▶ [What needs to be done]: Filter the listing down to the lines containing the word "spend".
------------------------------------------------------------------------
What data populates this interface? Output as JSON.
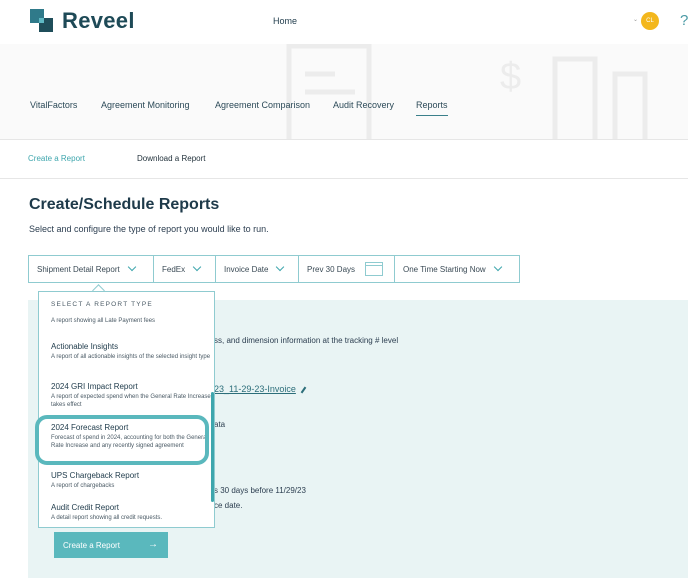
{
  "app": {
    "brand": "Reveel",
    "home_label": "Home",
    "avatar_initials": "CL",
    "help_icon": "?"
  },
  "nav": {
    "items": [
      "VitalFactors",
      "Agreement Monitoring",
      "Agreement Comparison",
      "Audit Recovery",
      "Reports"
    ],
    "active": "Reports"
  },
  "tabs": {
    "create": "Create a Report",
    "download": "Download a Report"
  },
  "page": {
    "title": "Create/Schedule Reports",
    "subtitle": "Select and configure the type of report you would like to run."
  },
  "filters": {
    "report_type": "Shipment Detail Report",
    "carrier": "FedEx",
    "date_type": "Invoice Date",
    "period": "Prev 30 Days",
    "schedule": "One Time Starting Now"
  },
  "dropdown": {
    "header": "SELECT A REPORT TYPE",
    "partial_desc": "A report showing all Late Payment fees",
    "items": [
      {
        "title": "Actionable Insights",
        "desc": "A report of all actionable insights of the selected insight type"
      },
      {
        "title": "2024 GRI Impact Report",
        "desc": "A report of expected spend when the General Rate Increase takes effect"
      },
      {
        "title": "2024 Forecast Report",
        "desc": "Forecast of spend in 2024, accounting for both the General Rate Increase and any recently signed agreement"
      },
      {
        "title": "UPS Chargeback Report",
        "desc": "A report of chargebacks"
      },
      {
        "title": "Audit Credit Report",
        "desc": "A detail report showing all credit requests."
      }
    ]
  },
  "panel": {
    "line1": "ss, and dimension information at the tracking # level",
    "filename": "23_11-29-23-Invoice",
    "line2": "ata",
    "line3": "s 30 days before 11/29/23",
    "line4": "ce date."
  },
  "create_button": "Create a Report",
  "colors": {
    "accent": "#5ab8bd",
    "brand": "#1e4a57",
    "avatar": "#f3b71d",
    "panel_bg": "#e9f4f4"
  }
}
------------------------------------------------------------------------
▶ [Response]:
        "desc": "A report of expected spend when the General Rate Increase takes effect"
        "desc": "Forecast of spend in 2024, accounting for both the General Rate Increase and any recently signed agreement"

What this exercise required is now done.